Students predict the probable mode of inheritance from a pedigree diagram showing phenotypes. They study the genetic basis for Mendel's laws of segregation and independent assortment. They give a Power Point slide show demonstrating the Pedigree Lab.
Some basic descriptions of DNA and the appearance of structures in a bacteria are included along with great diagrams. The presentation has clear, but detailed slides, and your students will find the information about Gram staining easy to follow.
The metaphors used here to describe the "cut and paste" procedures for genetic engineering will really help your biologists in their understanding of restriction enzymes and DNA. The uses of genes that are isolated and incorporated into plasmids are discussed and will help your students learn the real life opportunities and application of biotechnology.
The concepts here cover the gamut of biotechnological engineering. Information is given about plasmids and genetic manipulation. After reviewing genetic engineering, this slide show would be useful to recap some of the main procedures.
Observation of sister chromatids is possible as students culture and stain mammal tissue cells.
Students compare differences in amino acids in the beta hemoglobin from representative primates, complete a matrix of those differences, and from these data, construct and interpret cladograms as they reflect relationships and timing of divergence.
Students research one of the many types of viruses.
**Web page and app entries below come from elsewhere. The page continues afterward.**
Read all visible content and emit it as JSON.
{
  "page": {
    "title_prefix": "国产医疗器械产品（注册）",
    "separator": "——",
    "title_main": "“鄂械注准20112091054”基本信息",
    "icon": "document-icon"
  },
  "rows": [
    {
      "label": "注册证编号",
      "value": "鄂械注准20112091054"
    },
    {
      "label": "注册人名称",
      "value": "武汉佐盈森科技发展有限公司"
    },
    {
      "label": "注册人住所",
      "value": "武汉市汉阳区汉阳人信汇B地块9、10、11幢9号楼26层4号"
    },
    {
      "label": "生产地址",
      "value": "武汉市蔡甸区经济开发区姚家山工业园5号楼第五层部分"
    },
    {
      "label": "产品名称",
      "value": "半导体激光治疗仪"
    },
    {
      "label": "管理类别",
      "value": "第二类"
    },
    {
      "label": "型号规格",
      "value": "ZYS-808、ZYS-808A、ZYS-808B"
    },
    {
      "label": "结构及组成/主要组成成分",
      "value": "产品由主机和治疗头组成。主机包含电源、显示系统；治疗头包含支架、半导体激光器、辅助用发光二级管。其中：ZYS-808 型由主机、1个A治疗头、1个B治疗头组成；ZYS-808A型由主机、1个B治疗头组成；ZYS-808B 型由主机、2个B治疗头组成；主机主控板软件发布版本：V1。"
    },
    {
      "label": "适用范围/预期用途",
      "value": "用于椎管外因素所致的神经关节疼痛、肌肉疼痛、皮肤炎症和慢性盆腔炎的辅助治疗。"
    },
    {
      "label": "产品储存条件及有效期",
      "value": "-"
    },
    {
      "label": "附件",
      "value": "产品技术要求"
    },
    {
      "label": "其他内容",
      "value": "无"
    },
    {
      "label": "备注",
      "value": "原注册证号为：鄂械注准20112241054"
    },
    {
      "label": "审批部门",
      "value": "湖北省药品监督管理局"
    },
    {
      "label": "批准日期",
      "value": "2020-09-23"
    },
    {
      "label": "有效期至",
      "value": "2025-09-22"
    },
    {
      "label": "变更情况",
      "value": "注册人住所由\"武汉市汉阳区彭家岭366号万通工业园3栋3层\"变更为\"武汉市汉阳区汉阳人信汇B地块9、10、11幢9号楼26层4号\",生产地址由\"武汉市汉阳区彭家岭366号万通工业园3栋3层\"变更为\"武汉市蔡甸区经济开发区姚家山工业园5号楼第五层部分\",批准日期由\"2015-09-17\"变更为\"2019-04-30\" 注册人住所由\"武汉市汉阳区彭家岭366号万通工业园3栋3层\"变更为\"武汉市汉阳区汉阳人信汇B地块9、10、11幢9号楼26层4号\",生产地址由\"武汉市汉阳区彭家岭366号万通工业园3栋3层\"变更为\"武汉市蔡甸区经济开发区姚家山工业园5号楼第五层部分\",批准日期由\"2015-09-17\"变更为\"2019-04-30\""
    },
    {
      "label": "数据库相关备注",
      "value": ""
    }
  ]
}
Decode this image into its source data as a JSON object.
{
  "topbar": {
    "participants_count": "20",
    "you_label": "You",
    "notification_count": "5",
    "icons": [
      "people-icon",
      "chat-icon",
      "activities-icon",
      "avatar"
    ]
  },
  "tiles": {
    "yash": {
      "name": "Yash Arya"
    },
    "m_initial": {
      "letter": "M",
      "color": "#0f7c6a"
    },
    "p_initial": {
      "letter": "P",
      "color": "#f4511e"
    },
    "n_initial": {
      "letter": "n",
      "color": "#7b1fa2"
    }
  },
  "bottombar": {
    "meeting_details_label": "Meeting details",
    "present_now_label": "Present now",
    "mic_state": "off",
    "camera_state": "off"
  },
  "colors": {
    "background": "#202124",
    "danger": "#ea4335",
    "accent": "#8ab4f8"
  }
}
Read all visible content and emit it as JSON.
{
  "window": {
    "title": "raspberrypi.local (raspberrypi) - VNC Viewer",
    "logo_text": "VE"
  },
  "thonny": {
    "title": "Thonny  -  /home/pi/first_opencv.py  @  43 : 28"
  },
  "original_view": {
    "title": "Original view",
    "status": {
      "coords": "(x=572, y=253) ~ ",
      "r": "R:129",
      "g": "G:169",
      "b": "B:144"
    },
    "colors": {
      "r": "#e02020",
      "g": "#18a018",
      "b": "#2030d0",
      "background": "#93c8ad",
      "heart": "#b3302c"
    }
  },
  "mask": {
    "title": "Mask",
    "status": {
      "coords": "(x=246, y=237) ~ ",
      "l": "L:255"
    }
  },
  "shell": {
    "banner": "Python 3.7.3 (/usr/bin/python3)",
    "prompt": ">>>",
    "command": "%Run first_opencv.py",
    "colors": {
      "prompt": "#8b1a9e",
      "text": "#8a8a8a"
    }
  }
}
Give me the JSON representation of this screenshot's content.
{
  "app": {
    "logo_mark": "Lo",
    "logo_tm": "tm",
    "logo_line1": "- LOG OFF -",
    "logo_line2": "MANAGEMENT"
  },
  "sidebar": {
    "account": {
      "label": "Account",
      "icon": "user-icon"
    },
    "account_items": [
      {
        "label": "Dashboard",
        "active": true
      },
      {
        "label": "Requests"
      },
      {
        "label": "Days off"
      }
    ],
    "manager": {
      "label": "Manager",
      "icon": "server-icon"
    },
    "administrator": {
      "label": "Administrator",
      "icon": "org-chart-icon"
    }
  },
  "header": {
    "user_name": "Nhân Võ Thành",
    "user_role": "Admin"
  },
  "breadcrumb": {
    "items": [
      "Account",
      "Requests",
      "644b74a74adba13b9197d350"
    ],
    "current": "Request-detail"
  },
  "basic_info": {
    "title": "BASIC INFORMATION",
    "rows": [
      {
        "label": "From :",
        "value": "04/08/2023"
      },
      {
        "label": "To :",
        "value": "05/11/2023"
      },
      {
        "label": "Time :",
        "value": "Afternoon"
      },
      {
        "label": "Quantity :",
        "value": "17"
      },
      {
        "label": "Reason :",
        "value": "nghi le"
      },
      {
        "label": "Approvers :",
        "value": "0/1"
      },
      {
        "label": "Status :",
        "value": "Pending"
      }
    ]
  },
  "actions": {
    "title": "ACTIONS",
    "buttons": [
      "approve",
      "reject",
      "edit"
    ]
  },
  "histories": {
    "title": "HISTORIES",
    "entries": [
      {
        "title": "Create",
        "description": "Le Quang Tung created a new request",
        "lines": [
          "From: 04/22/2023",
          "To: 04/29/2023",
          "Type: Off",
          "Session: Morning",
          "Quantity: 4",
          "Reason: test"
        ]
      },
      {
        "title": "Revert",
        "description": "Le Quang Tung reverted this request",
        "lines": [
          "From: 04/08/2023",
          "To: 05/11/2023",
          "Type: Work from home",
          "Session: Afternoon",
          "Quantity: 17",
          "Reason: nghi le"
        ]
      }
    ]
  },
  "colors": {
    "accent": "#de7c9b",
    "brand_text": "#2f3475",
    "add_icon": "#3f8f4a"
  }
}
They create a 3-D model of the virus they researched with graphics software.
Eighth graders are able to define meiosis. They are able to compare and contrast meiosis and mitosis. Students are able to state the phases of meiosis. They complete a K-W-L chart on meiosis and mitosis. Students talk about meiosis and sexual reproduction and give definitions.
This exercise implores biology learners to think through the phases of mitosis, and gives them a sweet snack at the end! They begin by twisting apart creme-filled cookies and using the icing as a cytoplasm, if you will. Colored candy sprinkles make up chromosome pairs, which learners line up on the icing to model where they appear in each phase. This simple, but engaging activity is sure to make an impression when studying mitosis. Follow-up questions are included.
Students investigate mitosis and meiosis. In this biology lesson, students create an animation movie using clay showing the phases involved in mitosis or meiosis by moving the chromosomes and centrioles.